*What is expected*: Show every line of the records below that contains the word "JSON".

[Exercise data Boundary: Start]

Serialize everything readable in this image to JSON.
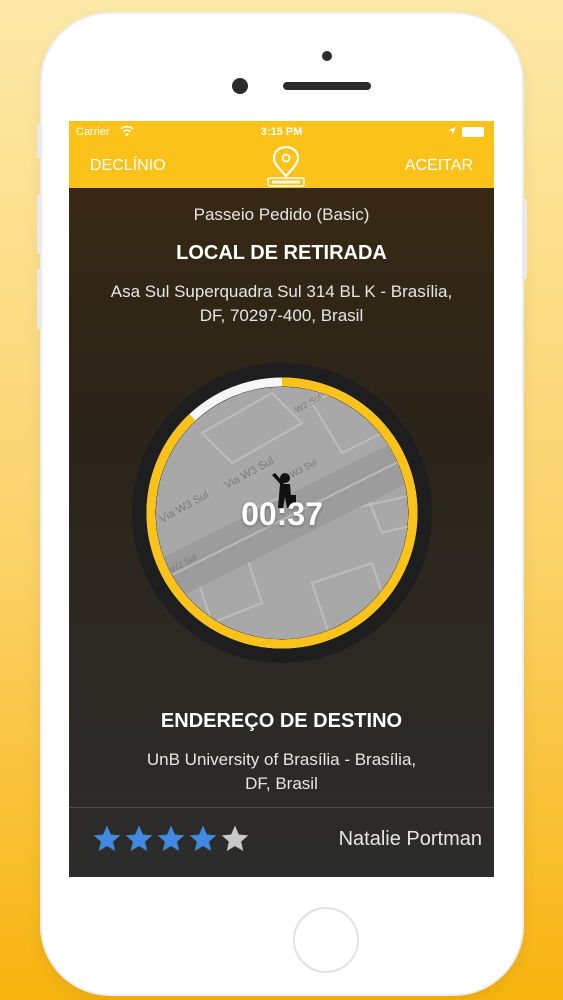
{
  "status_bar": {
    "carrier": "Carrier",
    "time": "3:15 PM"
  },
  "nav": {
    "decline_label": "DECLÍNIO",
    "accept_label": "ACEITAR",
    "logo_icon": "taxi-pin-icon"
  },
  "ride": {
    "type": "Passeio Pedido (Basic)",
    "pickup_title": "LOCAL DE RETIRADA",
    "pickup_address_line1": "Asa Sul Superquadra Sul 314 BL K - Brasília,",
    "pickup_address_line2": "DF,  70297-400,  Brasil",
    "timer": "00:37",
    "timer_progress": 0.88,
    "map_labels": [
      "Via W3 Sul",
      "Via W3 Sul",
      "W3 Sul",
      "W2 Sul",
      "W2 Sul"
    ],
    "dest_title": "ENDEREÇO DE DESTINO",
    "dest_address_line1": "UnB University of Brasília - Brasília,",
    "dest_address_line2": "DF, Brasil"
  },
  "passenger": {
    "name": "Natalie Portman",
    "rating": 4,
    "rating_max": 5
  },
  "colors": {
    "accent": "#fbc21a",
    "star_filled": "#3f8ae0",
    "star_empty": "#c8c8c8"
  }
}
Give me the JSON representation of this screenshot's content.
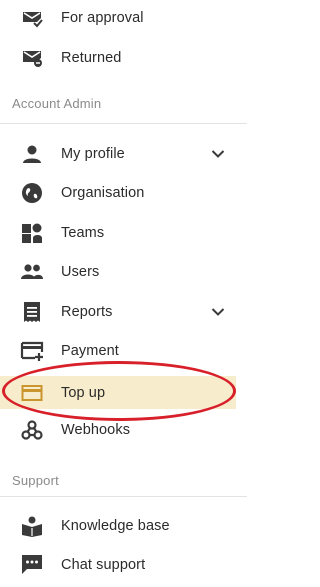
{
  "nav": {
    "for_approval": "For approval",
    "returned": "Returned"
  },
  "sections": {
    "account_admin": "Account Admin",
    "support": "Support"
  },
  "account_admin_items": {
    "my_profile": "My profile",
    "organisation": "Organisation",
    "teams": "Teams",
    "users": "Users",
    "reports": "Reports",
    "payment": "Payment",
    "top_up": "Top up",
    "webhooks": "Webhooks"
  },
  "support_items": {
    "knowledge_base": "Knowledge base",
    "chat_support": "Chat support"
  },
  "state": {
    "active_item": "Top up",
    "expandable_items": [
      "My profile",
      "Reports"
    ]
  },
  "colors": {
    "active_background": "#f7eccb",
    "highlight_ring": "#d8202a",
    "icon": "#3a3a3a",
    "top_up_icon": "#c9952c",
    "section_text": "#8a8a8a"
  },
  "icons": {
    "for_approval": "mail-check-icon",
    "returned": "mail-return-icon",
    "my_profile": "person-icon",
    "organisation": "globe-icon",
    "teams": "teams-icon",
    "users": "users-icon",
    "reports": "receipt-icon",
    "payment": "card-add-icon",
    "top_up": "card-icon",
    "webhooks": "webhook-icon",
    "knowledge_base": "book-reader-icon",
    "chat_support": "chat-icon",
    "expand": "chevron-down-icon"
  }
}
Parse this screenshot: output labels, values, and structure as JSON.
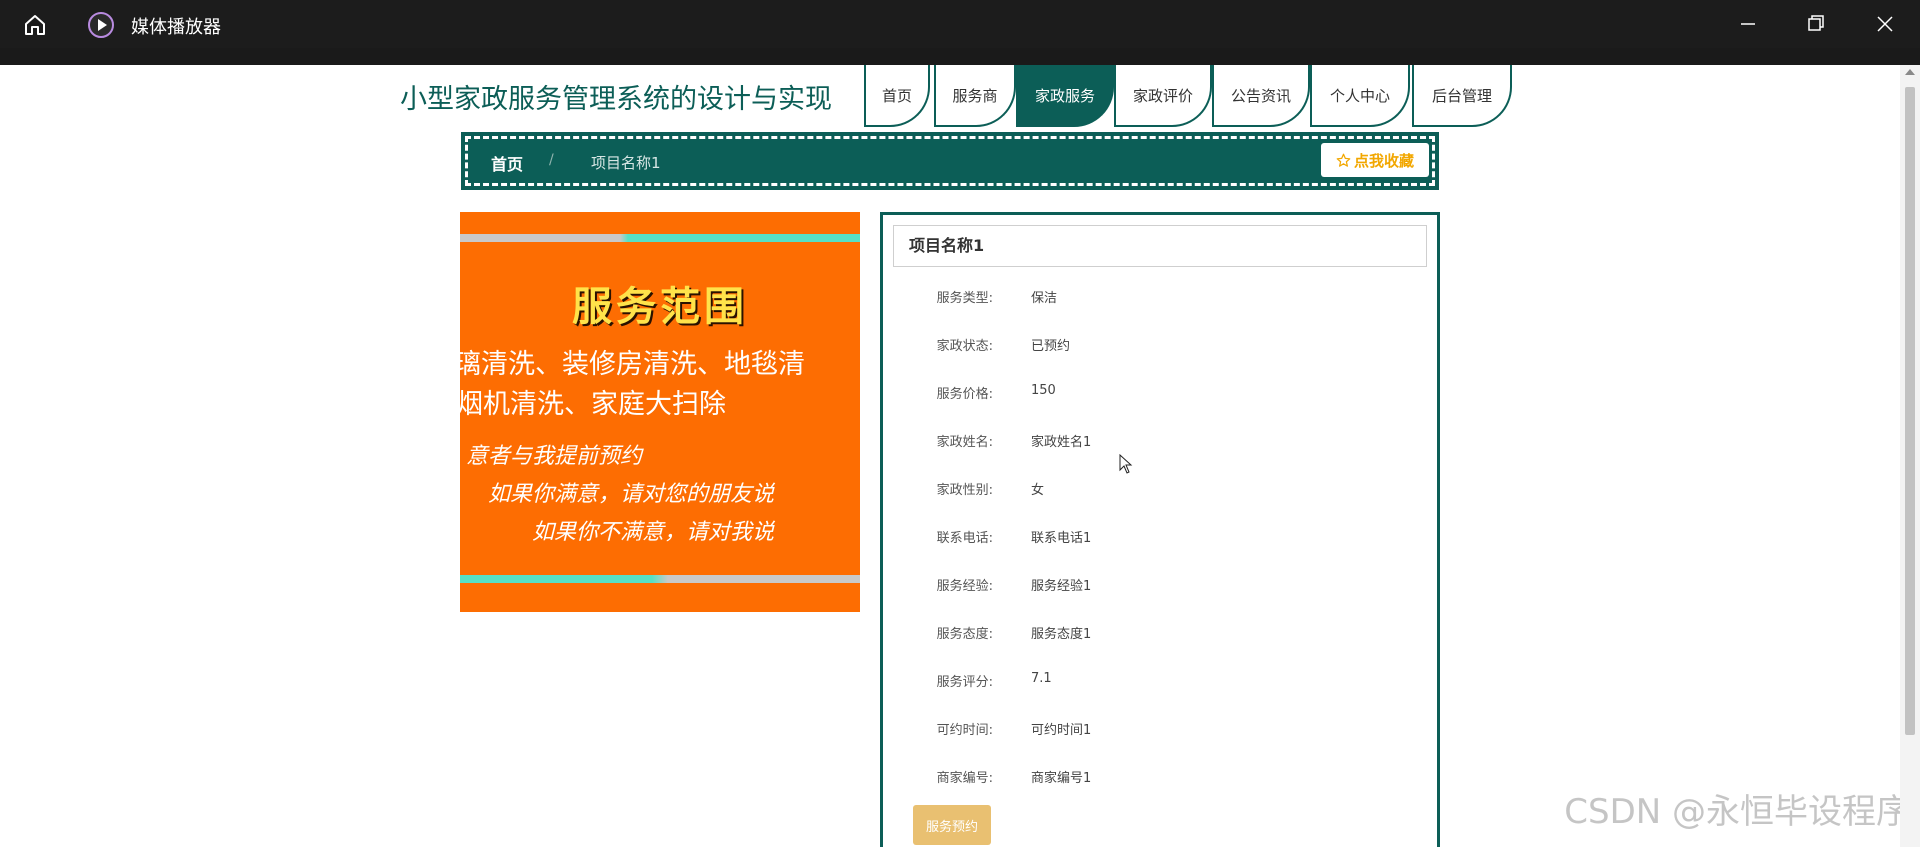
{
  "window": {
    "app_title": "媒体播放器"
  },
  "site": {
    "title": "小型家政服务管理系统的设计与实现"
  },
  "nav": {
    "items": [
      {
        "label": "首页"
      },
      {
        "label": "服务商"
      },
      {
        "label": "家政服务",
        "active": true
      },
      {
        "label": "家政评价"
      },
      {
        "label": "公告资讯"
      },
      {
        "label": "个人中心"
      },
      {
        "label": "后台管理"
      }
    ]
  },
  "breadcrumb": {
    "home": "首页",
    "separator": "/",
    "current": "项目名称1",
    "favorite_label": "点我收藏"
  },
  "image": {
    "title": "服务范围",
    "line1": "璃清洗、装修房清洗、地毯清",
    "line2": "烟机清洗、家庭大扫除",
    "line3": "意者与我提前预约",
    "line4": "如果你满意，请对您的朋友说",
    "line5": "如果你不满意，请对我说"
  },
  "detail": {
    "title": "项目名称1",
    "fields": [
      {
        "label": "服务类型:",
        "value": "保洁"
      },
      {
        "label": "家政状态:",
        "value": "已预约"
      },
      {
        "label": "服务价格:",
        "value": "150"
      },
      {
        "label": "家政姓名:",
        "value": "家政姓名1"
      },
      {
        "label": "家政性别:",
        "value": "女"
      },
      {
        "label": "联系电话:",
        "value": "联系电话1"
      },
      {
        "label": "服务经验:",
        "value": "服务经验1"
      },
      {
        "label": "服务态度:",
        "value": "服务态度1"
      },
      {
        "label": "服务评分:",
        "value": "7.1"
      },
      {
        "label": "可约时间:",
        "value": "可约时间1"
      },
      {
        "label": "商家编号:",
        "value": "商家编号1"
      }
    ],
    "book_button": "服务预约"
  },
  "watermark": "CSDN @永恒毕设程序",
  "colors": {
    "primary": "#0c5e57",
    "accent": "#f2a700",
    "button": "#e9c071",
    "image_bg": "#fd6d02"
  }
}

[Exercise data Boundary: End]

*Answer to the exercise*:
Serialize everything readable in this image to JSON.
Give me the JSON representation of this screenshot's content.
Parse this screenshot: output labels, values, and structure as JSON.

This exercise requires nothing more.